* Your goal
Find the word "expéditeur" below. Copy each line that has it.

[Records from a collection]
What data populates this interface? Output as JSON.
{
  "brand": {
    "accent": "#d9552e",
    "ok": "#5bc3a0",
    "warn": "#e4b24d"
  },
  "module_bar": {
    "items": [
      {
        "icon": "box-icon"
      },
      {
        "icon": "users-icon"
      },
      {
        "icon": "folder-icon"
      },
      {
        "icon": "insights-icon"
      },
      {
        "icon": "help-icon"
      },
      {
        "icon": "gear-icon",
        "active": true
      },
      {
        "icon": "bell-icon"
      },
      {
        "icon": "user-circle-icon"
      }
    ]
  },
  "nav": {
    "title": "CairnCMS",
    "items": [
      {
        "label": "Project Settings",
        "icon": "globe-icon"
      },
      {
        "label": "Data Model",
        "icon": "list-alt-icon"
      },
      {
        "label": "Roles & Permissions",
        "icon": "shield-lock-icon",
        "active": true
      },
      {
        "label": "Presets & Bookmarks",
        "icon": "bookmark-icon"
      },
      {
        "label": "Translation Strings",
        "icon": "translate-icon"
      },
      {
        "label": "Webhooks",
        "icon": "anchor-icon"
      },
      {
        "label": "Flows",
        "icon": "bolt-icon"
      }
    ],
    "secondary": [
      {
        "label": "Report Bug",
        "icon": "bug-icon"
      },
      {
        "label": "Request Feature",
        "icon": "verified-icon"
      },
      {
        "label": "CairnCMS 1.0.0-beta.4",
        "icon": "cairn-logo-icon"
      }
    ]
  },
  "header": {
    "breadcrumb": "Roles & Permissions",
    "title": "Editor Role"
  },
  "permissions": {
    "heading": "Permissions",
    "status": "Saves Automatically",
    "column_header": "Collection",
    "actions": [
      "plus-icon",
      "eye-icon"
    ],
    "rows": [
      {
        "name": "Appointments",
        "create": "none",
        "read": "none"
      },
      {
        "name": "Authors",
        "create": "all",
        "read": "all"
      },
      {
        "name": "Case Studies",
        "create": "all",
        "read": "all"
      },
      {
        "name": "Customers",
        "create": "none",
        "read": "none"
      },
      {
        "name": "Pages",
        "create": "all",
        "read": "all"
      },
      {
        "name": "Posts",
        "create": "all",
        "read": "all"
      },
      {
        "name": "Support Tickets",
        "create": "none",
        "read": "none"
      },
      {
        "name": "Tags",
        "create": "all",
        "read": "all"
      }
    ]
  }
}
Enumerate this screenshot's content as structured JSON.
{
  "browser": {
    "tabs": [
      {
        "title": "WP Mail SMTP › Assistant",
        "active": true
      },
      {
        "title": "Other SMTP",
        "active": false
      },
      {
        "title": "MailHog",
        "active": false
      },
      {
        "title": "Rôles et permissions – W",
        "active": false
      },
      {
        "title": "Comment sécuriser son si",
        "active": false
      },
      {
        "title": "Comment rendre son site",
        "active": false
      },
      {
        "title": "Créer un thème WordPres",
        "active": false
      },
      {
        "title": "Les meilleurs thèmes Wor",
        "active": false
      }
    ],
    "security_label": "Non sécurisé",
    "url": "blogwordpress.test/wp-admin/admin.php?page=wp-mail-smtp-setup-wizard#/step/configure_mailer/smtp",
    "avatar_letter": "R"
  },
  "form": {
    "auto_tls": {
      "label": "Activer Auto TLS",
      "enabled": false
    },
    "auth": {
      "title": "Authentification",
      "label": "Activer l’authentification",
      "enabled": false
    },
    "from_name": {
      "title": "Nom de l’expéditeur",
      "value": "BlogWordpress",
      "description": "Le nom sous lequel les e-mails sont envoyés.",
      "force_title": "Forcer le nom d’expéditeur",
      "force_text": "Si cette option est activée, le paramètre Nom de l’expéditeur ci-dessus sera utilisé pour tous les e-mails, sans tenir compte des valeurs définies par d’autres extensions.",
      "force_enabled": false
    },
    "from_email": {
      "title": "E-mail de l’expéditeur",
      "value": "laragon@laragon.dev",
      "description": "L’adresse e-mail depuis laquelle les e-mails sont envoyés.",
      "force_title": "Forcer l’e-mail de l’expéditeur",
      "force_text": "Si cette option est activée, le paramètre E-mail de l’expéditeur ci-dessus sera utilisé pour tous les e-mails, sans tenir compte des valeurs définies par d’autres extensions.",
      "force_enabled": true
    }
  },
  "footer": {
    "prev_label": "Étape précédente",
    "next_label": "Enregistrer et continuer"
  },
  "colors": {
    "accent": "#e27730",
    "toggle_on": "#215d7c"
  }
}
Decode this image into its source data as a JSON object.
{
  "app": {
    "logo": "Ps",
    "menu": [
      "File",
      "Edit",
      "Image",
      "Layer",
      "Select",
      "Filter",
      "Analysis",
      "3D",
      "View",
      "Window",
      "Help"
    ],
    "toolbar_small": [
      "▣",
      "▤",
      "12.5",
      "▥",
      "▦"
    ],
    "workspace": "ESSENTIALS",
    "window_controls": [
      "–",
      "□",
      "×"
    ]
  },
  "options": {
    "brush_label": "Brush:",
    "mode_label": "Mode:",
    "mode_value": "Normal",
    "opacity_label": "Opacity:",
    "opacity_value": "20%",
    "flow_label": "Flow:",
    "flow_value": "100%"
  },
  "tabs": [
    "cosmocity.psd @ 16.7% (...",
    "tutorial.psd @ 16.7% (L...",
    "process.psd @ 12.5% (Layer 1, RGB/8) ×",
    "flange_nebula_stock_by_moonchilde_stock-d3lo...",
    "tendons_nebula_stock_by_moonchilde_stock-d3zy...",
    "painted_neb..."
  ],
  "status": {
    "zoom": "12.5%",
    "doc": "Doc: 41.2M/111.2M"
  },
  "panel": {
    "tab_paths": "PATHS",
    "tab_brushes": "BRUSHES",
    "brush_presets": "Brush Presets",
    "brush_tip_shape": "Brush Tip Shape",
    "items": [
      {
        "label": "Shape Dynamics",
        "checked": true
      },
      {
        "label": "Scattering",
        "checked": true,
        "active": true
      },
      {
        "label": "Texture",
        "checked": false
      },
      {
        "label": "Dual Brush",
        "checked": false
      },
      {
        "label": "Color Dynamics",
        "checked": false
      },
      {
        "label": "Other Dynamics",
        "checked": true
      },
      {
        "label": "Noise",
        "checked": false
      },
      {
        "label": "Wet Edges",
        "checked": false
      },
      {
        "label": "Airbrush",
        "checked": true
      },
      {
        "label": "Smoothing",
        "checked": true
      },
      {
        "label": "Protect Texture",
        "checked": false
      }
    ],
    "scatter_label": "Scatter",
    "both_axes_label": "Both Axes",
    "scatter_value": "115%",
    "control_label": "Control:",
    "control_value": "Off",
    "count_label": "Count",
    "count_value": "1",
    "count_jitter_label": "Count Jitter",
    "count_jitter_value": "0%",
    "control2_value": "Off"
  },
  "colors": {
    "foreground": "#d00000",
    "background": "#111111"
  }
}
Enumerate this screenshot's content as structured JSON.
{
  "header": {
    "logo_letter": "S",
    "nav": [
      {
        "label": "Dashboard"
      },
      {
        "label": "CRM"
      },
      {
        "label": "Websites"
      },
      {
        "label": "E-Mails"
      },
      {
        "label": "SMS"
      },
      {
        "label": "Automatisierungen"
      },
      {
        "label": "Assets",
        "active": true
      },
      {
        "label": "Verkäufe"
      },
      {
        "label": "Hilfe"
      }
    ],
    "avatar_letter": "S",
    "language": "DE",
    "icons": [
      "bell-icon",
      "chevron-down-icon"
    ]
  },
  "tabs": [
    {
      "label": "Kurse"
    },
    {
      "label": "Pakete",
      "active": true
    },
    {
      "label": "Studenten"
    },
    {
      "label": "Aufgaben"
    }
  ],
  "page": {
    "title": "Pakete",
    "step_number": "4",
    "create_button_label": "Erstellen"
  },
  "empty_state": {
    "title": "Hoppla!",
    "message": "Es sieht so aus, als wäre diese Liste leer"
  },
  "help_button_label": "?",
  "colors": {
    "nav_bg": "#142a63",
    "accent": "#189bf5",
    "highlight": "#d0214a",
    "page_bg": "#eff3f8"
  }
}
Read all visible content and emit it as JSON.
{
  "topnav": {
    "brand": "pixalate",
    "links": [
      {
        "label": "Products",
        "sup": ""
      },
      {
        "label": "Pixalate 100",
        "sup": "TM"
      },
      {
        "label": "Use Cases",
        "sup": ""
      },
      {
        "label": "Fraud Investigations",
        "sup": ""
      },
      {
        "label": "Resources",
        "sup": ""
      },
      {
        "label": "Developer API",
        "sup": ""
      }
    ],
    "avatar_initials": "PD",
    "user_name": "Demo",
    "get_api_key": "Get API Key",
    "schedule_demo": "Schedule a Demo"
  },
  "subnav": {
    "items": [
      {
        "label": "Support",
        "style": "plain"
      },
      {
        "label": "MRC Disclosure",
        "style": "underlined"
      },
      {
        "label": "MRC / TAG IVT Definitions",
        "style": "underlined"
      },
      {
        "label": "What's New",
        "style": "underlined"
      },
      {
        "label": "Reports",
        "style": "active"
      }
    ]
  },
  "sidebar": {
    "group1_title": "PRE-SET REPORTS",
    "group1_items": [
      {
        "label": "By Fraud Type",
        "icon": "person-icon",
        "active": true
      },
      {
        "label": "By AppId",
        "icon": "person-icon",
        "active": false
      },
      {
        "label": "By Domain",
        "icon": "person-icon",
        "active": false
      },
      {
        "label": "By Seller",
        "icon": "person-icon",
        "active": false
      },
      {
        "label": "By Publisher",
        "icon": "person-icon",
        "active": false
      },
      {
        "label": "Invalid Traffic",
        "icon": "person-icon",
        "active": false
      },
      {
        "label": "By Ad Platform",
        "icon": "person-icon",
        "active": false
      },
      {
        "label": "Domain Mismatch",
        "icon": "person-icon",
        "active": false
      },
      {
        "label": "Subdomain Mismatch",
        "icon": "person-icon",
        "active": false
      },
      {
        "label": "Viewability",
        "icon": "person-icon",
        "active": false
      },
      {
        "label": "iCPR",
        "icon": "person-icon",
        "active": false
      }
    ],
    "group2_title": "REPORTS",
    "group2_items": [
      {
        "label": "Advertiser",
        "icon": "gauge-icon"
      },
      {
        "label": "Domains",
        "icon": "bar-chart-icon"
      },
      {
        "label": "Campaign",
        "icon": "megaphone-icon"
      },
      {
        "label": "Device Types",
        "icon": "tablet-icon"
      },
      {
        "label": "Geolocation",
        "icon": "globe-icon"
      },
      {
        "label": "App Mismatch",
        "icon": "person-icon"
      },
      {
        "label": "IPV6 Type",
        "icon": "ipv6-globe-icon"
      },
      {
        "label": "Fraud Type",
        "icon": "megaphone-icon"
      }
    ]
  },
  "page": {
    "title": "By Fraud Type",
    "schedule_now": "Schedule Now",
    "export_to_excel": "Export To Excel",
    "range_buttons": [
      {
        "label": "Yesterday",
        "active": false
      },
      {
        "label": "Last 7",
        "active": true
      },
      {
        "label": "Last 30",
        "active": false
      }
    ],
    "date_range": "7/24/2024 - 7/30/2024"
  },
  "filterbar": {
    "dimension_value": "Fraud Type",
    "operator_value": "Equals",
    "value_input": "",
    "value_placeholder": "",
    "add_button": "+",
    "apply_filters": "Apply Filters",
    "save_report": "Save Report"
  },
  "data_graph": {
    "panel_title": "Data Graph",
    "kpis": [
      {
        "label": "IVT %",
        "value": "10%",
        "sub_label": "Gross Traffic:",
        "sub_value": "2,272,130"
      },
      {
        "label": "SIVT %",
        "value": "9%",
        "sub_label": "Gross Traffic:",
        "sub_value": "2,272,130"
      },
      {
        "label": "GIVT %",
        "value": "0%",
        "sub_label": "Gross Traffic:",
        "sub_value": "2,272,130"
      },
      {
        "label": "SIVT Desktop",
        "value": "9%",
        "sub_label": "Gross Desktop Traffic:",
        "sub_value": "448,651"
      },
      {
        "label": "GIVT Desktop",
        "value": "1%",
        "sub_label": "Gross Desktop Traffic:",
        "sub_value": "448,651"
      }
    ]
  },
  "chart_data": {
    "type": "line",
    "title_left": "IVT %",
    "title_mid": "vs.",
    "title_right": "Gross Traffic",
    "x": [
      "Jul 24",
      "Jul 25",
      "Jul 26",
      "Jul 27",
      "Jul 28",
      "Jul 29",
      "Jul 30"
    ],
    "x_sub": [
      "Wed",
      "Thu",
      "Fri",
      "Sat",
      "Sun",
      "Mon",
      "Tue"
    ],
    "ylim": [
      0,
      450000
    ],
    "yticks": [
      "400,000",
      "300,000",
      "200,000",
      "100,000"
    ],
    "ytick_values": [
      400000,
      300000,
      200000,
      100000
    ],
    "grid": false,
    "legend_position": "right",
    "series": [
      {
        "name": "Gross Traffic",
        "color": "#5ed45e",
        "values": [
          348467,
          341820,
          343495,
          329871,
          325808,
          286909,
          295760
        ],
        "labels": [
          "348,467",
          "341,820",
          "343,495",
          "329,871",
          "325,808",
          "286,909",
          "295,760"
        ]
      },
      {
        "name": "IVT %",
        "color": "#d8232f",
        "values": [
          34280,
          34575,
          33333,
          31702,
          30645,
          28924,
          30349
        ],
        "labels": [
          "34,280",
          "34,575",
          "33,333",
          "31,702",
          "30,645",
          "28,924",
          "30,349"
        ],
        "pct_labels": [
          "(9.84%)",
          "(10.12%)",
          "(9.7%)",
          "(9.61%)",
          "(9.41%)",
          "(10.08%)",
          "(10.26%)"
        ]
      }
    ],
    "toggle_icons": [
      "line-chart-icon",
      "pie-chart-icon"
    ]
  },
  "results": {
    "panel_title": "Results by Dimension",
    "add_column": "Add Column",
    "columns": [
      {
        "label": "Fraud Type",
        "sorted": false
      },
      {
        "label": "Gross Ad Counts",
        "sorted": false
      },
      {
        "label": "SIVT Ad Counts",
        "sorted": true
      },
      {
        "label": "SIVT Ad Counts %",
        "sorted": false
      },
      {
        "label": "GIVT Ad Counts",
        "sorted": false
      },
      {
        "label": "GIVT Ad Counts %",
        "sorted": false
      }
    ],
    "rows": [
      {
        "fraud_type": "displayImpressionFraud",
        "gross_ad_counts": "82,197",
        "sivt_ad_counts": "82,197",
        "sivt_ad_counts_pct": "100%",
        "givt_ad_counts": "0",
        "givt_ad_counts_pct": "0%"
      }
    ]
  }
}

* Answer below
      "title": "Nom de l’expéditeur",
      "force_title": "Forcer le nom d’expéditeur",
      "force_text": "Si cette option est activée, le paramètre Nom de l’expéditeur ci-dessus sera utilisé pour tous les e-mails, sans tenir compte des valeurs définies par d’autres extensions.",
      "title": "E-mail de l’expéditeur",
      "force_title": "Forcer l’e-mail de l’expéditeur",
      "force_text": "Si cette option est activée, le paramètre E-mail de l’expéditeur ci-dessus sera utilisé pour tous les e-mails, sans tenir compte des valeurs définies par d’autres extensions.",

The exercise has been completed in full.